Klobuchar and Franken have repeatedly called on the Administration to take action to curb steel dumping from countries like China; in December, at their request, the White House sent Chief of Staff McDonough to the Iron Range to hear directly from affected workers
The Department of Commerce announced new tariffs this week on imports of cold-rolled steel from seven different countries, including China; the tariffs on Chinese steel are set at 266 percent
WASHINGTON, DC – U.S. Senators Amy Klobuchar and Al Franken announced today new tariffs to combat steel dumping. Klobuchar and Franken have repeatedly called on the Administration to take action to curb steel dumping from countries like China. In December, at the lawmakers’ request, the White House sent Chief of Staff McDonough to the Iron Range to hear directly from affected workers. The Department of Commerce announced new tariffs this week on imports of cold-rolled steel from seven different countries, including China. The tariffs on Chinese steel are set at 266 percent.
“Steel dumping has harmed our domestic industry and left many workers on the Iron Range without a job to support their families. To advocate for our workers, I have long called for the Administration to take tougher action to address the dumping of Chinese steel on our shores,” said Klobuchar. “These new tariffs will help curb steel dumping and level the playing field for Minnesota's iron ore miners and steelworkers. The next step is for Congress to pass our bills to strengthen America’s trade enforcement capabilities and ensure laid-off workers affected by steel dumping receive the support they deserve.”
“It’s well past time that our nation’s trade officials take decisive action and stand up for American steel workers on the Iron Range and across the country,” said Franken. “We need to let China and other countries know that they can’t continue to steal our jobs and devastate our communities with their illegal steel exports. I’m confident that, with a level playing field, Iron Range workers can compete with anyone in the world. This action is an important step towards forcing foreign steel producers to begin to play by the rules, but we can’t take our foot off the gas pedal.

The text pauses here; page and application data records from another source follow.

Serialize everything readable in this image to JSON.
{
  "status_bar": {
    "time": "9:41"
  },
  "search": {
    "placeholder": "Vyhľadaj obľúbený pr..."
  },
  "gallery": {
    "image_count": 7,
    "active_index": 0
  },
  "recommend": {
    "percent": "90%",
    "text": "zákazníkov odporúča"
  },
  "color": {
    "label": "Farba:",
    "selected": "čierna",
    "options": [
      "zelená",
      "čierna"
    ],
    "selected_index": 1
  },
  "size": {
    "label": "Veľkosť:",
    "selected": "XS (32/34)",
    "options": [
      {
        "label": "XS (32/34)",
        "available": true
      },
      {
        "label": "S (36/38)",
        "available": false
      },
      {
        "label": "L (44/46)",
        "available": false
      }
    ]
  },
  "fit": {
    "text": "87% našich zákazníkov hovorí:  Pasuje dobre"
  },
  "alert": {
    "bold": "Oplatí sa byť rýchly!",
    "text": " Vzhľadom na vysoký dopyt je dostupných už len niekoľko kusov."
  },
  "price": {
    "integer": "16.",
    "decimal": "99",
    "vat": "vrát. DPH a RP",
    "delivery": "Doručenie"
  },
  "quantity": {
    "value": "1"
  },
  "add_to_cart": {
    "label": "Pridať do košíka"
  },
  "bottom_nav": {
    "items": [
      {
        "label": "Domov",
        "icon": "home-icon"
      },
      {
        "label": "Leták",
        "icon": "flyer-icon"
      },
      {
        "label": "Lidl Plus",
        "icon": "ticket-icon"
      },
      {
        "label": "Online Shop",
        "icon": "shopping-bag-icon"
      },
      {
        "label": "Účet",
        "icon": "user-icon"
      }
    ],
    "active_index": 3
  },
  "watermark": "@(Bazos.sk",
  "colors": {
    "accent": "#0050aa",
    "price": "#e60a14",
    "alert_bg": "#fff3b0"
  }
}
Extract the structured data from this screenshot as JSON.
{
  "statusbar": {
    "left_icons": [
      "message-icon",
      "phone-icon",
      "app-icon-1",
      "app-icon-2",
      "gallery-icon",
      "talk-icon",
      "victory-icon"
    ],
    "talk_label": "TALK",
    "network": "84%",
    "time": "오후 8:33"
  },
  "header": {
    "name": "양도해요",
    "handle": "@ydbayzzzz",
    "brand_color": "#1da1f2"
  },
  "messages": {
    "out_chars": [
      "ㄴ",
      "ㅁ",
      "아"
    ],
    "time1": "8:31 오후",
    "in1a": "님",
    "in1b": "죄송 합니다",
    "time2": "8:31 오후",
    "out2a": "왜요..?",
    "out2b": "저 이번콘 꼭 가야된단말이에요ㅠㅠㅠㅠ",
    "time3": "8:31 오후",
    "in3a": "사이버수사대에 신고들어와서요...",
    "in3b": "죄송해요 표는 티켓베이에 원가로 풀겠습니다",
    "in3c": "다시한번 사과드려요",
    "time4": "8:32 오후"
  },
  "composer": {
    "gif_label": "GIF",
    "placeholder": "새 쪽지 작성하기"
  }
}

I’m going to continue pushing hard to make sure that countries who are participating in unfair trade practices are held accountable.”
Last week, after efforts from Klobuchar and Franken, the Administration announced new actions to combat steel dumping. The new executive actions from the White House will add Customs and Border Patrol personnel to enforce our trade laws, step up inspections of steel imports at our ports of entry, and increase personnel at the Commerce Department to help ensure tariffs are enforced against those who dump steel in the U.S. The President also signed legislation (HR 644) that will provide additional tools to more aggressively enforce anti-dumping provisions under existing federal law.
Klobuchar is a leader in efforts to fight foreign steel dumping and provide support for our U.S. steelworkers and miners affected by recent layoffs. She met with White House Chief of Staff Denis McDonough on the Range in December and urged him to bring the concerns of Iron Rangers and all those affected by steel dumping directly to the president. She then invited Dan Hill, a laid-off steelworker from Eveleth who attended the meeting, to be her guest at the president’s State of the Union Address. Klobuchar and Franken have introduced legislation to crack down on illegal steel dumping by strengthening trade enforcement. Following consistent pressure from Klobuchar last year, the International Trade Commission voted to impose penalties on Mexican, Turkish, and Korean companies dumping steel in the U.S. In addition, she recently led a letter along with Franken and Representative Rick Nolan to successfully urge the U.S. Department of Labor to expedite approval of TAA petitions submitted by workers from the affected mining operations.
Franken has been working hard to crack down on illegal trade practices by foreign countries that impact Minnesota’s workers and businesses. He has also been fighting to ensure that workers get the job training and education support they need when they’ve been laid off. In December, he stressed the urgency of the jobs crisis in the Northland directly to President Obama’s Chief of Staff at an Iron Range meeting he helped arrange with mining companies, affected steelworkers, and local officials. And then, after this year’s State of the Union Address, he again spoke directly with the White House Chief of Staff on this issue. Franken has pressed key trade agencies to act to limit the damage being done by unfairly priced foreign steel and has also introduced legislation with Klobuchar that would bolster trade enforcement laws.